- July 13, 2020
- Posted in LOCAL
The country could still be losing a significant amount of gold through smuggling despite having recently unveiled a new trading framework of the yellow metal aimed at mopping up more gold into the formal system.
On May 26, Zimbabwe’s exclusive gold buyer, Fidelity Printers and Refiners announced the new trading framework where it was now buying the bullion from artisanal and small-scale miners at a flat rate of US$45 per gram.
Before the new trading framework, FPR was paying small and large-scale gold producers 55% forex retention and 45% in local currency.
In addition, under the recently pronounced trading guidelines, large-scale miners are now being paid 70% of their gold sale proceeds in hard currency while 30% in Zimbabwe dollars.
Contributing during a Parliamentary debate in June, National Patriotic Front legislator for Kwekwe Central Mr. Masango Matambanadzo highlighted that the parallel market was buying gold at prices ranging between US$50 and US$52/g against a flat rate of US$45/g that FPR was paying.
“Fidelity, the company that buys gold is buying at US$45/g and they are competing with the black market.
“The black market is competing and it is a dangerous animal in this country.
“Today (Wednesday june 15) the black market is buying at US$50 and US$52/g.
“How can the country’s economy stabilise as you (monetary authorities) are not going to get gold,” he said.
Of late, the Government has expressed concern over the gold leakages as the country was losing its yellow metal through the informal market that was smuggling the contraband to neighbouring countries like South Africa, where it was fetching relatively favourable prices.
In an interview, an official from the Zimbabwe Miners Federation (ZMF) who spoke on condition of anonymity said:
“Let’s have the government paying gold sale proceeds according to the economic fundamentals of the London Bullion Market exchange rate.
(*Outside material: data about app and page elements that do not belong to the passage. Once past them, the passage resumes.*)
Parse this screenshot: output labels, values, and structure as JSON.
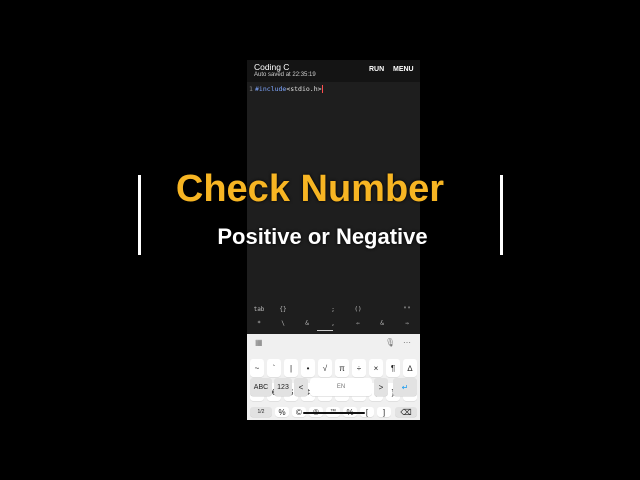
{
  "app": {
    "title": "Coding C",
    "autosave": "Auto saved at 22:35:19",
    "run_label": "RUN",
    "menu_label": "MENU"
  },
  "editor": {
    "line_number": "1",
    "keyword": "#include",
    "rest": "<stdio.h>"
  },
  "symbol_bar": {
    "row1": [
      "tab",
      "{}",
      ";",
      "()",
      "\"\""
    ],
    "row2": [
      "*",
      "\\",
      "&",
      ",",
      "⇐",
      "&",
      "⇒"
    ]
  },
  "keyboard": {
    "row1": [
      "~",
      "`",
      "|",
      "•",
      "√",
      "π",
      "÷",
      "×",
      "¶",
      "∆"
    ],
    "row2": [
      "£",
      "€",
      "$",
      "¢",
      "^",
      "°",
      "=",
      "{",
      "}",
      "\\"
    ],
    "row3": [
      "1/2",
      "%",
      "©",
      "®",
      "™",
      "%",
      "[",
      "]",
      "⌫"
    ],
    "row4": [
      "ABC",
      "123",
      "<",
      "EN",
      ">",
      "↵"
    ]
  },
  "overlay": {
    "title": "Check Number",
    "subtitle": "Positive or Negative"
  }
}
That’s very important because those rates are going up every day.
“We don’t want a situation where the government imposes a flat rate, we want a situation where we have a win-win situation between the government and the gold producers”
Asked to comment on what the parallel market was paying prior to the new gold trading framework, the official said ZMF does not talk about the black market rates.
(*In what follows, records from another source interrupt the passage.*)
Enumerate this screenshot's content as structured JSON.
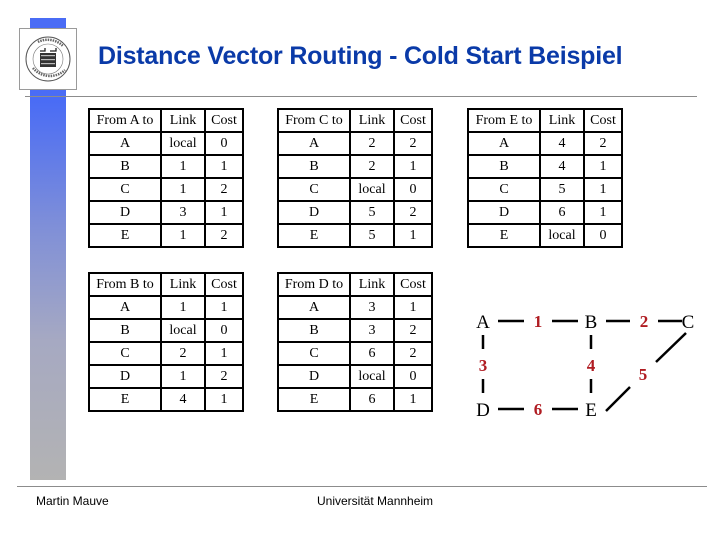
{
  "slide": {
    "title": "Distance Vector Routing - Cold Start Beispiel",
    "accent_color": "#0a3aa8",
    "edge_label_color": "#b01c22",
    "footer": {
      "author": "Martin Mauve",
      "institution": "Universität Mannheim"
    }
  },
  "tables": {
    "a": {
      "headers": [
        "From A to",
        "Link",
        "Cost"
      ],
      "rows": [
        [
          "A",
          "local",
          "0"
        ],
        [
          "B",
          "1",
          "1"
        ],
        [
          "C",
          "1",
          "2"
        ],
        [
          "D",
          "3",
          "1"
        ],
        [
          "E",
          "1",
          "2"
        ]
      ]
    },
    "c": {
      "headers": [
        "From C to",
        "Link",
        "Cost"
      ],
      "rows": [
        [
          "A",
          "2",
          "2"
        ],
        [
          "B",
          "2",
          "1"
        ],
        [
          "C",
          "local",
          "0"
        ],
        [
          "D",
          "5",
          "2"
        ],
        [
          "E",
          "5",
          "1"
        ]
      ]
    },
    "e": {
      "headers": [
        "From E to",
        "Link",
        "Cost"
      ],
      "rows": [
        [
          "A",
          "4",
          "2"
        ],
        [
          "B",
          "4",
          "1"
        ],
        [
          "C",
          "5",
          "1"
        ],
        [
          "D",
          "6",
          "1"
        ],
        [
          "E",
          "local",
          "0"
        ]
      ]
    },
    "b": {
      "headers": [
        "From B to",
        "Link",
        "Cost"
      ],
      "rows": [
        [
          "A",
          "1",
          "1"
        ],
        [
          "B",
          "local",
          "0"
        ],
        [
          "C",
          "2",
          "1"
        ],
        [
          "D",
          "1",
          "2"
        ],
        [
          "E",
          "4",
          "1"
        ]
      ]
    },
    "d": {
      "headers": [
        "From D to",
        "Link",
        "Cost"
      ],
      "rows": [
        [
          "A",
          "3",
          "1"
        ],
        [
          "B",
          "3",
          "2"
        ],
        [
          "C",
          "6",
          "2"
        ],
        [
          "D",
          "local",
          "0"
        ],
        [
          "E",
          "6",
          "1"
        ]
      ]
    }
  },
  "graph": {
    "nodes": [
      "A",
      "B",
      "C",
      "D",
      "E"
    ],
    "edges": [
      {
        "from": "A",
        "to": "B",
        "label": "1"
      },
      {
        "from": "B",
        "to": "C",
        "label": "2"
      },
      {
        "from": "A",
        "to": "D",
        "label": "3"
      },
      {
        "from": "B",
        "to": "E",
        "label": "4"
      },
      {
        "from": "C",
        "to": "E",
        "label": "5"
      },
      {
        "from": "D",
        "to": "E",
        "label": "6"
      }
    ]
  }
}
“But ZMF wants to support the Government in coming up with rates that are commensurate with the situation palatable to the economic fundamentals.
“In 2004, the government rates beat the parallel market rates and we are saying let’s come back to that,” said the official.
The ZMF official also highlighted that contrary to parallel market dealers, FPR has not been paying prompt cash for gold sales.
“The parallel market is offering prompt cash, so we need the government to incentivise those operations…if you go to South Africa for example, and whatever l do, whether l deal with a dealer under the table, that gold will go to the Reserve Bank of South Africa.
“So whatever happens in the market, let’s have that gold come to Zimbabwe because gold is a reserve asset.”
Gold sub-sector contributes about 70 percent of Zimbabwe’s mineral export earnings.
Last year, the country earned about US$1,3 billion from gold export receipts, and under the US$12 billion mining economy by 2023, the yellow metal is expected to contribute US$4 billion.
This article first appeared in the July 2020 issue of Mining Zimbabwe Magazine